England finds its Sparkle

“It takes about 10 years from planting a vineyard, so we are talking about a timescale of 20 to 50 years,” says Kellett.

Hambledon will comprise two brands: Mill Down, a vintage, and Hambledon, which will be a multi-year blend.

The current total area under vine is 60 acres and further expansion is planned. Kellett says the vineyard will produce about 200,000 bottles of wine but the production facilities will gear up to be able to produce approximately 750,000 bottles.

Kellett trained as a chemist and has done an oenology course at the respected Plumpton College in Sussex. He is totally focused on sparkling and export. Asked where he intends to export his wines to, he replies: “China and India but they will not necessarily be the first. But long-term about half the volume. I foresee about 10 markets that are as much cities as nations, such as New York and Paris.”

Kellett has one other string to his bow. Hambledon is known as the cradle of cricket. The Hambledon Cricket club was founded about 1750 and was said to have “raised cricket from a sport to an art”.

The earliest surviving record of cricket at Hambledon dates from 1756, coming from a passage in The Oxford Gazette & Reading Mercury newspaper which advertised the loss of a dog at a cricket match on Broad-Halfpenny Down.

John Nyren, son of legendary Richard, successively landlords of The Bat & Ball and The George Inn, in his ‘The Cricketers of My Time’ (1833) wrote: “No 11 in England could compare with the Hambledon, which met on the first Tuesday in May on Broad-Halfpenny.
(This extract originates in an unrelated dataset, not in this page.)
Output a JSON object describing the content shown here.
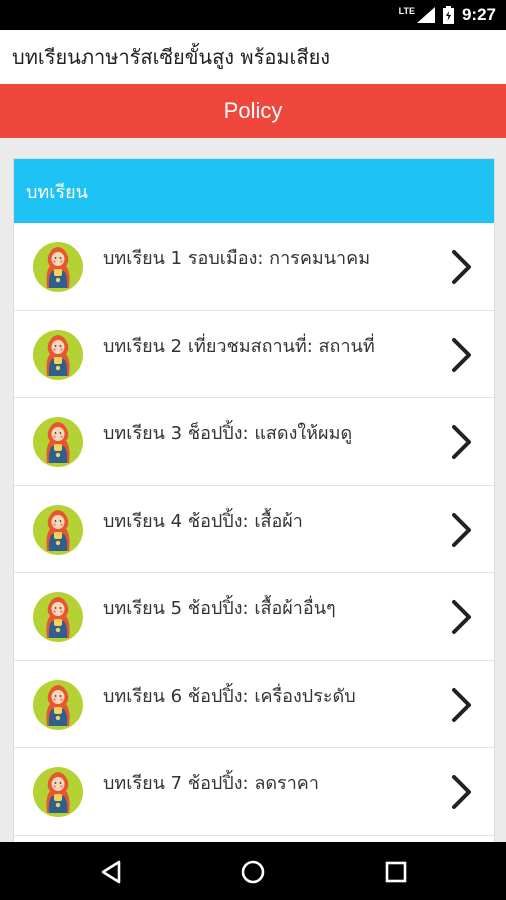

So renowned a set were the Men of Hambledon, that the whole country round would flock to see on their trial matches.”

Not a bad thing to have when you are selling something to cricket-mad nations such as India, Australia, New Zealand and possibly Pakistan.

“My mission is to make the single best sparkling wine in the UK,” says Kellett. Believe him.
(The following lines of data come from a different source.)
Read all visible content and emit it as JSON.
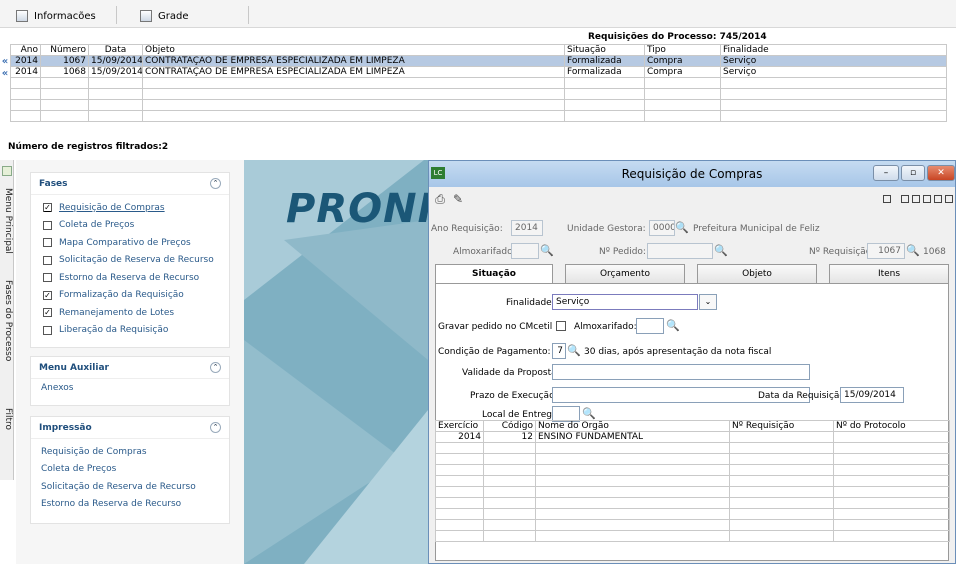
{
  "topbar": {
    "tabs": [
      {
        "label": "Informacões",
        "icon": "form-icon"
      },
      {
        "label": "Grade",
        "icon": "grid-icon"
      }
    ]
  },
  "requisicoes": {
    "title": "Requisições do Processo: 745/2014",
    "columns": [
      "Ano",
      "Número",
      "Data",
      "Objeto",
      "Situação",
      "Tipo",
      "Finalidade"
    ],
    "rows": [
      {
        "ano": "2014",
        "numero": "1067",
        "data": "15/09/2014",
        "objeto": "CONTRATAÇÃO DE EMPRESA ESPECIALIZADA EM LIMPEZA",
        "situacao": "Formalizada",
        "tipo": "Compra",
        "finalidade": "Serviço"
      },
      {
        "ano": "2014",
        "numero": "1068",
        "data": "15/09/2014",
        "objeto": "CONTRATAÇÃO DE EMPRESA ESPECIALIZADA EM LIMPEZA",
        "situacao": "Formalizada",
        "tipo": "Compra",
        "finalidade": "Serviço"
      }
    ],
    "row_marker": "«",
    "filtered_count": "Número de registros filtrados:2"
  },
  "vertical_tabs": [
    "Menu Principal",
    "Fases do Processo",
    "Filtro"
  ],
  "sidebar": {
    "fases": {
      "title": "Fases",
      "items": [
        {
          "label": "Requisição de Compras",
          "checked": true
        },
        {
          "label": "Coleta de Preços",
          "checked": false
        },
        {
          "label": "Mapa Comparativo de Preços",
          "checked": false
        },
        {
          "label": "Solicitação de Reserva de Recurso",
          "checked": false
        },
        {
          "label": "Estorno da Reserva de Recurso",
          "checked": false
        },
        {
          "label": "Formalização da Requisição",
          "checked": true
        },
        {
          "label": "Remanejamento de Lotes",
          "checked": true
        },
        {
          "label": "Liberação da Requisição",
          "checked": false
        }
      ]
    },
    "menu_auxiliar": {
      "title": "Menu Auxiliar",
      "items": [
        "Anexos"
      ]
    },
    "impressao": {
      "title": "Impressão",
      "items": [
        "Requisição de Compras",
        "Coleta de Preços",
        "Solicitação de Reserva de Recurso",
        "Estorno da Reserva de Recurso"
      ]
    }
  },
  "brand": {
    "text": "PRONIM"
  },
  "dialog": {
    "app_badge": "LC",
    "title": "Requisição de Compras",
    "fields": {
      "ano_requisicao_label": "Ano Requisição:",
      "ano_requisicao": "2014",
      "unidade_gestora_label": "Unidade Gestora:",
      "unidade_gestora": "0000",
      "unidade_gestora_nome": "Prefeitura Municipal de Feliz",
      "almoxarifado_label": "Almoxarifado:",
      "almoxarifado": "",
      "pedido_label": "Nº Pedido:",
      "pedido": "",
      "num_requisicao_label": "Nº Requisição:",
      "num_requisicao": "1067",
      "num_requisicao_ate": "1068"
    },
    "tabs": [
      "Situação",
      "Orçamento",
      "Objeto",
      "Itens"
    ],
    "situacao": {
      "finalidade_label": "Finalidade:",
      "finalidade": "Serviço",
      "gravar_label": "Gravar pedido no CMcetil",
      "almox_label": "Almoxarifado:",
      "almox": "",
      "condicao_label": "Condição de Pagamento:",
      "condicao_codigo": "7",
      "condicao_desc": "30 dias, após apresentação da nota fiscal",
      "validade_label": "Validade da Proposta:",
      "validade": "",
      "prazo_label": "Prazo de Execução:",
      "prazo": "",
      "data_req_label": "Data da Requisição:",
      "data_req": "15/09/2014",
      "local_label": "Local de Entrega:",
      "local": ""
    },
    "orgaos": {
      "columns": [
        "Exercício",
        "Código",
        "Nome do Órgão",
        "Nº Requisição",
        "Nº do Protocolo"
      ],
      "rows": [
        {
          "exercicio": "2014",
          "codigo": "12",
          "nome": "ENSINO FUNDAMENTAL",
          "requisicao": "",
          "protocolo": ""
        }
      ]
    }
  }
}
To get another point of view, Drinks International went to Emma Roberts, Laithwaites’ fine wine director. Laithwaites is part of Direct Wines, which has  annual sales in excess of £360 million and has operations in Europe, the US, Hong Kong, Australia, and India, selling wine directly to consumers.

She says: “Sales of English sparkling wine continue to rise in the UK and internationally and Laithwaites wine is going from strength to strength in this category. Laithwaites has seen an uplift of 89% on UK English sparkling wine sales in 2012 from the previous year. The rise is attributed to the excellent quality and growing reputation of English sparkling wine, as well as patriotic events such as the Jubilee and Olympics.

“English sparkling wines are being championed by Laithwaites UK and they represent 3% of the sparkling mix of wines sold at Laithwaites, this up 1% on the previous year, showing steady growth,” says Roberts.

Laithwaites picked up first and second place at a recent blind tasting, amusingly called the Judgement of Parsons Green after the famous Judgement of Paris tasting in 1976 when a Californian wine trounced some of Bordeaux’s finest. 

Wyfold Vineyard Sparkling Wine 2009 was the most highly ranked bottle with Berkshire-grown Laithwaites Theale Vineyard Chardonnay 2007 taking second place. Wyfold happens to be made by Laithwaites co-founder, Barbara Laithwaite. She farms a tiny 1ha in south Oxfordshire with 4,000 vines, along with a friend. It’s a bit like the old days.

So, English wines are no longer a joke. They are serious wines made by serious people who know what they are doing and where they are heading. If you haven’t already, it is time to take stock and try some then list some.